Dimensional is set to receive $10.3 million over 12 years from North Carolina as a refund for state employment taxes.
The city and Mecklenburg County would pay the company business improvement grants worth an additional $7.6 million over seven years, according to a county spokesman. The county’s share would total more than $4.8 million, while the city’s share would total almost $2.8 million. City Council and the County Commission have both held preliminary votes indicating their intent to approve the grants.
Dimensional’s new jobs, which the company said it will create by the end of 2020, will pay an average annual wage of $147,025. That is more than twice the Mecklenburg average.
The company will initially rent space in the center city area. Dimensional co-CEO and chairman David Booth said a location isn’t set yet. The company then plans to build a new headquarters building. Booth said that location hasn’t been finalized. The building is expected to cost $105 million, including costs for acquiring land, construction and outfitting the office.
“We’ll build an office building similar to the one we have in Austin,” Booth said.
The company’s building there is seven stories high, and Booth said the Charlotte building will be constructed with growth in mind.
“We’ll probably build a building for 500 to 600 people and hope to fill it,” he said.
Booth said the company examined a number of cities along the East Coast during its search. Bill Cronin, Charlotte’s economic development director, said a site in South Carolina near Charlotte was in the running.
“We considered everywhere from Miami to Boston,” Booth said.. He said Charlotte’s quality of life, workforce, status as a financial hub and Charlotte Douglas International Airport made the city attractive. He also said the incentives deal was also key.
“It was really important,” Booth said. “It’s not a deciding factor, but it’s an important factor.”
The company was awarded the state incentives package on Wednesday morning at a meeting of the state Commerce Department’s Economic Investment Committee in Raleigh.
Dimensional Fund Advisors, founded in 1981, has manages nearly $400 billion global assets. The company employs more than 850 people and has 11 offices in eight countries. The jobs the company will create in Charlotte include investment managers, a sales team and IT positions.

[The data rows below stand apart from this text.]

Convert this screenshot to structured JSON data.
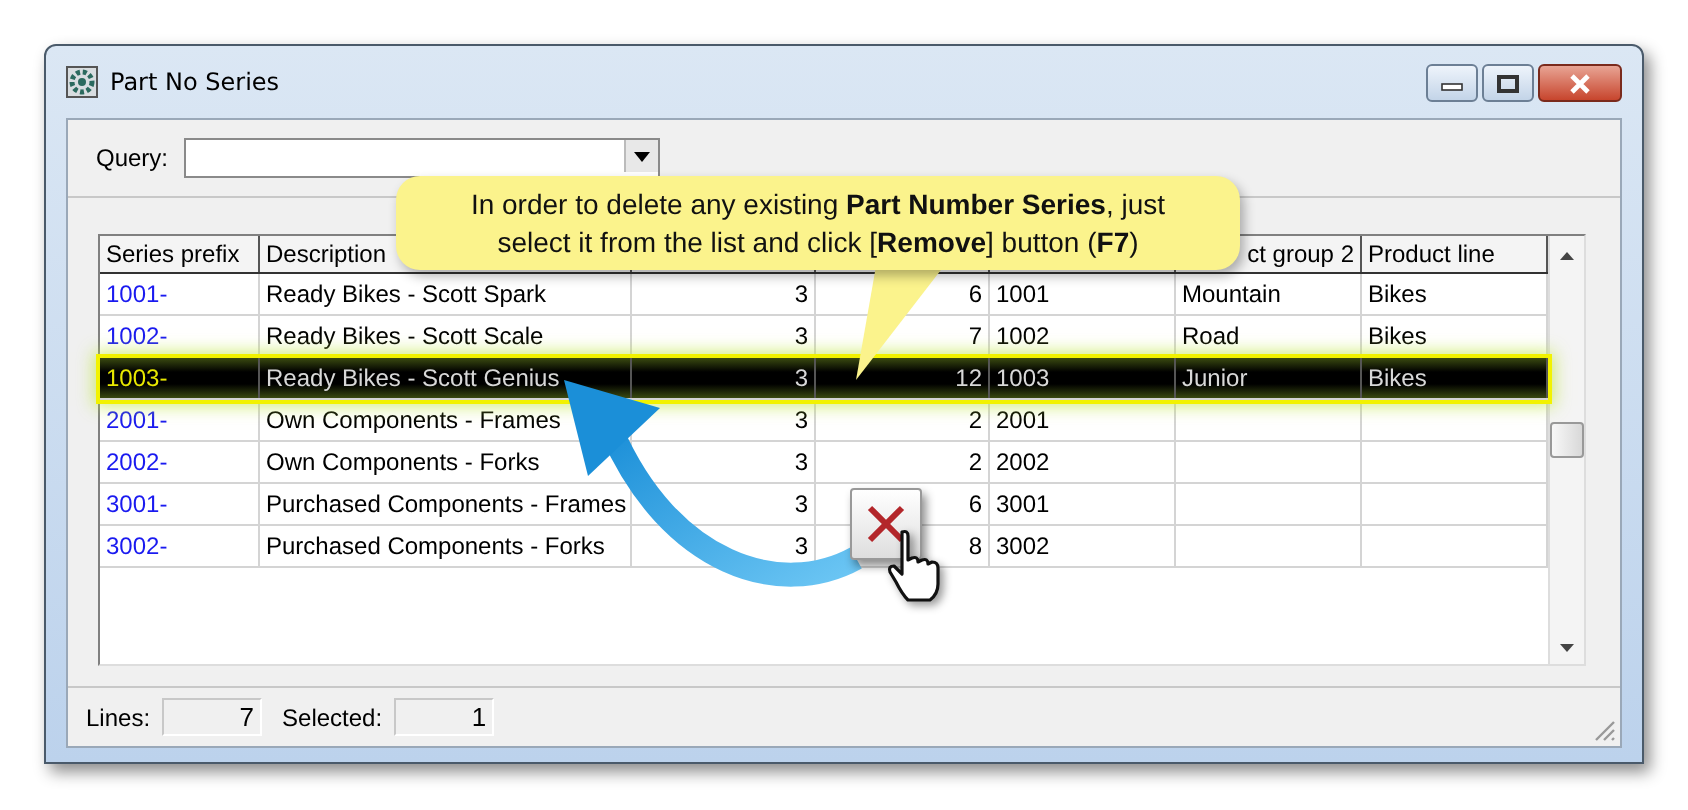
{
  "window": {
    "title": "Part No Series"
  },
  "query": {
    "label": "Query:"
  },
  "table": {
    "columns": [
      {
        "label": "Series prefix"
      },
      {
        "label": "Description"
      },
      {},
      {},
      {},
      {
        "label": "ct group 2"
      },
      {
        "label": "Product line"
      }
    ],
    "rows": [
      {
        "cells": [
          "1001-",
          "Ready Bikes - Scott Spark",
          "3",
          "6",
          "1001",
          "Mountain",
          "Bikes"
        ],
        "selected": false
      },
      {
        "cells": [
          "1002-",
          "Ready Bikes - Scott Scale",
          "3",
          "7",
          "1002",
          "Road",
          "Bikes"
        ],
        "selected": false
      },
      {
        "cells": [
          "1003-",
          "Ready Bikes - Scott Genius",
          "3",
          "12",
          "1003",
          "Junior",
          "Bikes"
        ],
        "selected": true
      },
      {
        "cells": [
          "2001-",
          "Own Components - Frames",
          "3",
          "2",
          "2001"
        ],
        "selected": false
      },
      {
        "cells": [
          "2002-",
          "Own Components - Forks",
          "3",
          "2",
          "2002"
        ],
        "selected": false
      },
      {
        "cells": [
          "3001-",
          "Purchased Components - Frames",
          "3",
          "6",
          "3001"
        ],
        "selected": false
      },
      {
        "cells": [
          "3002-",
          "Purchased Components - Forks",
          "3",
          "8",
          "3002"
        ],
        "selected": false
      }
    ]
  },
  "status_bar": {
    "lines_label": "Lines:",
    "lines": "7",
    "selected_label": "Selected:",
    "selected": "1"
  },
  "callout": {
    "text": "In order to delete any existing **Part Number Series**, just select it from the list and click [**Remove**] button (**F7**)"
  }
}
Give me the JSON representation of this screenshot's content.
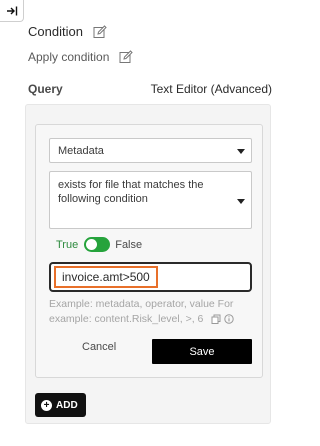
{
  "header": {
    "condition_title": "Condition",
    "apply_condition": "Apply condition"
  },
  "query": {
    "label": "Query",
    "editor_link": "Text Editor (Advanced)"
  },
  "condition_card": {
    "metadata_select": "Metadata",
    "condition_select": "exists for file that matches the following condition",
    "toggle_true": "True",
    "toggle_false": "False",
    "toggle_state": "on",
    "query_value": "invoice.amt>500",
    "hint": "Example: metadata, operator, value For example: content.Risk_level, >, 6",
    "cancel_label": "Cancel",
    "save_label": "Save"
  },
  "add_label": "ADD",
  "colors": {
    "toggle_on": "#26a33c",
    "focus_outline": "#e8702a",
    "primary_button": "#000000"
  },
  "icons": [
    "collapse-right-icon",
    "edit-icon",
    "copy-icon",
    "info-icon",
    "plus-circle-icon",
    "chevron-down-icon"
  ]
}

McCrory praised the company for picking Charlotte, and said Dimensional will add to North Carolina’s reputation as an innovative, business-friendly state. McCrory, former mayor of Charlotte, also said the company’s employees will be welcomed.
“If you’re here a week, you’re going to be a native,” he said.
McCrory and Skvarla said they plan to keep pushing the legislature to pass a new version of the incentives program.
While a House proposal calls for an expanded job grants program, the Senate version of the budget would curb incentives and limit their use in more prosperous counties such as Mecklenburg. McCrory said he will try to get the incentives program passed separate from the contentious budget negotiations.
“My goal is still to get it out of the budget,” he said. “If it stays in the budget, that means we at least have probably until mid-August. I frankly think that’s a policy issue and not a budget issue. ... That’s not the way we should do business.”
News & Observer staff writer John Murawski contributed.